Canada’s math, science lag bad for economy, report says

Canadians scored “significantly below the average” on a numeracy test compared with 24 countries, the Organization for Economic Co-operation and Development reported Tuesday, the same day another report concluded that Canada’s high math and science dropout rates are costly for the Canadian economy.

OECD survey finds Canadians’ numeracy ‘significantly below’ average

Canadians scored “significantly below the average” on a numeracy test compared with 24 countries, the Organization for Economic Co-operation and Development reported Tuesday, the same day another report concluded that Canada’s high math and science dropout rates are costly for the Canadian economy.

The OECD released its first survey of adult skills Tuesday, measuring the literacy, numeracy, and problem-solving skills of those aged 16 to 65 in 24 countries, including 27,000 people in Canada.

While Canadians scored far above average at problem solving in technology-rich environments and their average literacy score was around the average of OECD countries, their mean numeracy score was “significantly below the average,” the OECD said, putting Canada 13th out of 21 countries.

The Council of Ministers of Education, Canada, described the average score as “slightly below the OECD average,” but acknowledged the results suggested “this is one area that could be targeted by policymakers for improvement.

More than half of high schoolers drop science, math

Meanwhile, Canadians are paying a heavy price for the fact that less than 50 per cent of Canadian high school students graduate with senior courses in science, technology, engineering and math (STEM) at a time when 70 per cent of Canada’s top jobs require an education in those fields, said report released by the science education advocacy group Let’s Talk Science and the pharmaceutical company Amgen Canada. 

Spotlight on Science Learning 2013 compiles publicly available information about individual and societal costs of students dropping out STEM courses early.

One of the key findings was that without math and science, students’ career choices and even their post-secondary training opportunities were severely limited.

“Some of things that really surprised me were the careers that are non-traditional STEM careers that require science and math backgrounds,” said Bonnie Schmidt, president of Let’s Talk Science, citing culinary arts, hairstylist, dance and early childhood education.

Even though most provinces only require math and science courses until Grade 10, the report found students without Grade 12 math could expect to be excluded from 40 to 75 per cent of programs at Canadian universities, and students without Grade 11 could expect to be excluded from half of community college programs.

Many grads must return to high school

Schmidt said that means tens of thousands of high school graduates go back to high school each year – 20,000 in Ontario alone – to make up senior math and science courses. Taxypayers paid on $12,600 on average to support each student in publicly funded schools between 2011 and 2012, suggesting that the cost of so many graduates going back to high school could be in the hundreds of millions.

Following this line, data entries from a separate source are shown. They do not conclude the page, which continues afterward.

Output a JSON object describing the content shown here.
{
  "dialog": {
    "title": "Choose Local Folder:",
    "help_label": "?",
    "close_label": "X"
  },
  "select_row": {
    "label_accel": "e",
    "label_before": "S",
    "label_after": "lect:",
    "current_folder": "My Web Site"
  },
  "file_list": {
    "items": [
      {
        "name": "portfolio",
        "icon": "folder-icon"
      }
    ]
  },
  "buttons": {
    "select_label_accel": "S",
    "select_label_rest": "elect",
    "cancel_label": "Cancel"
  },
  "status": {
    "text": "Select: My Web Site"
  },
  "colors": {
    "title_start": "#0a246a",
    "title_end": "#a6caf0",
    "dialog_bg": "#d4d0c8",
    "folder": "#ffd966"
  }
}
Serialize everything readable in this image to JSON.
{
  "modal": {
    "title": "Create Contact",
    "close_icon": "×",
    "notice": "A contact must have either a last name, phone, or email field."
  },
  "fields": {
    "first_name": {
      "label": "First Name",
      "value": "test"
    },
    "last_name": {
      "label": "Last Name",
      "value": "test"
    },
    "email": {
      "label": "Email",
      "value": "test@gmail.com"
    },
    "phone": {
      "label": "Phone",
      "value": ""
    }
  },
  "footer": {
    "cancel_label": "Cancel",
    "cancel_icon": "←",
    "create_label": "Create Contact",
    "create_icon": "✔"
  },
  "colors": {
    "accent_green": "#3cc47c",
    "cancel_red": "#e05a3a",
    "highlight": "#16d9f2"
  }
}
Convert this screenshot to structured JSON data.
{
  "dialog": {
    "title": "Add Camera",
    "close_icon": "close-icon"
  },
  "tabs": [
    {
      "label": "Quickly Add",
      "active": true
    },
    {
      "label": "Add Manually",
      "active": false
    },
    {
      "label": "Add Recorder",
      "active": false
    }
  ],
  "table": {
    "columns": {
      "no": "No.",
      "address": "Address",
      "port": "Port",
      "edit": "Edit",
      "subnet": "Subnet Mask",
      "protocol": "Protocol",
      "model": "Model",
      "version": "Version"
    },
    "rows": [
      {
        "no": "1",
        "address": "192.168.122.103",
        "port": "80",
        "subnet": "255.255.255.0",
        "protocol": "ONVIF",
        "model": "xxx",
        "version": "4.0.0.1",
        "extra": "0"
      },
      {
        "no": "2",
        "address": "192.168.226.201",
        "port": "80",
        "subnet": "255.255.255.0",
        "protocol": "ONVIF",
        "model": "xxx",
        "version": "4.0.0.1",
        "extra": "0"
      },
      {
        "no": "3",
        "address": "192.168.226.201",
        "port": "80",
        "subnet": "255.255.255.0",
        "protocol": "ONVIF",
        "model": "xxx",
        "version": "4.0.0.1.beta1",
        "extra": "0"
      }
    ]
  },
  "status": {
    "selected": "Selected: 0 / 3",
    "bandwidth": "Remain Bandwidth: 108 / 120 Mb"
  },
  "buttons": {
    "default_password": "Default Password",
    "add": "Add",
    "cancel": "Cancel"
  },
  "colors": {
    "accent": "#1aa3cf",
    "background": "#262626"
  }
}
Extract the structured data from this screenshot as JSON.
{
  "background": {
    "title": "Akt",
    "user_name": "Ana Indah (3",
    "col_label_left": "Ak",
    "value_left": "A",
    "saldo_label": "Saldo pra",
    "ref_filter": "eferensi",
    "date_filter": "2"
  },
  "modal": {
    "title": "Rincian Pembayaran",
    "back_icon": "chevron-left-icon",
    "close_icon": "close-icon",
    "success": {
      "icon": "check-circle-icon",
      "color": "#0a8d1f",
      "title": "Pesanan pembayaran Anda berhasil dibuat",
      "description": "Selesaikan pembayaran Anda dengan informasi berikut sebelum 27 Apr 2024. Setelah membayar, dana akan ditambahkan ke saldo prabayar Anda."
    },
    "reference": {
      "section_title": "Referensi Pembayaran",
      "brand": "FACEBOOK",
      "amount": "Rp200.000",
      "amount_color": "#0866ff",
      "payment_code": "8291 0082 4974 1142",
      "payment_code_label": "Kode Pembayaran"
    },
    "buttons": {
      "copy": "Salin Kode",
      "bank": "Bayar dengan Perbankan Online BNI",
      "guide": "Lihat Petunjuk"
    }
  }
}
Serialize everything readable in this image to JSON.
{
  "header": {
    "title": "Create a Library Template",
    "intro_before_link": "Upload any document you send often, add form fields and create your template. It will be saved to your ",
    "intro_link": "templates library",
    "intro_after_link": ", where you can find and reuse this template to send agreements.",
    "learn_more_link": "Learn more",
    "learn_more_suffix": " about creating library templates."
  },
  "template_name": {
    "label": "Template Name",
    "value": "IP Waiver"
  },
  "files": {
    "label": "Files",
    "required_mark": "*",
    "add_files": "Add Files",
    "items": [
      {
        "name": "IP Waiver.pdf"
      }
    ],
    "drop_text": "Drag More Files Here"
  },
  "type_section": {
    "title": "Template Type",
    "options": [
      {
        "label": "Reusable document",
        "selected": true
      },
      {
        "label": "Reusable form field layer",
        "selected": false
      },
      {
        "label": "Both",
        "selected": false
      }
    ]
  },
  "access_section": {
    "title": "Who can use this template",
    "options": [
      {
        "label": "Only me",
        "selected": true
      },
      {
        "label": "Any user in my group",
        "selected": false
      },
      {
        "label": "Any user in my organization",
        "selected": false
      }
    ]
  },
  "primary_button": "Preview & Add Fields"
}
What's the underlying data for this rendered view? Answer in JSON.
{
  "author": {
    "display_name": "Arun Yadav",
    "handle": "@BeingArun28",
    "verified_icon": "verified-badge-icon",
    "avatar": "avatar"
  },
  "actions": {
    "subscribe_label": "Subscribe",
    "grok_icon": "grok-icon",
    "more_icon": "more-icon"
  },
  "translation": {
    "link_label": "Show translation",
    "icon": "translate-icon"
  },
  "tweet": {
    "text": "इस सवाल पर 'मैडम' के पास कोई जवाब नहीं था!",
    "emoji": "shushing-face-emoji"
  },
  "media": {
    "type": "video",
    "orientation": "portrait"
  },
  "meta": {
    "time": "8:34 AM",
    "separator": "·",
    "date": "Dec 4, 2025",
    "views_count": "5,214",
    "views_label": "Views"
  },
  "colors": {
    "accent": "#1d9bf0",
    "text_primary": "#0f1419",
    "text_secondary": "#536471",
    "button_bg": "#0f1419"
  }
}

The report found that many skilled trades require math and science, and  that math- and science-heavy trades had an especially low number of female trade apprentices.

“Social costs really do come when we’re not engaging all the population,” Schmidt said, adding that the study found Ontario alone is losing about $24 billion a year in economic activity because it can’t fill all its skilled trades positions.

The report offers a number of recommendations, including:

  • Considering changes to course requirements for high school graduation – Schmidt believes the government should consider making math and science compulsory for longer.
  • Making students more aware of their lost options when they drop math and science courses.
  • Presenting science, technology, engineering and math in more integrated and relevant ways, such as involving industry.


To encourage thoughtful and respectful conversations, first and last names will appear with each submission to CBC/Radio-Canada's online communities (except in children and youth-oriented communities). Pseudonyms will no longer be permitted.

By submitting a comment, you accept that CBC has the right to reproduce and publish that comment in whole or in part, in any manner CBC chooses. Please note that CBC does not endorse the opinions expressed in comments. Comments on this story are moderated according to our Submission Guidelines. Comments are welcome while open. We reserve the right to close comments at any time.

Become a CBC Member

Join the conversation  Create account

Already have an account?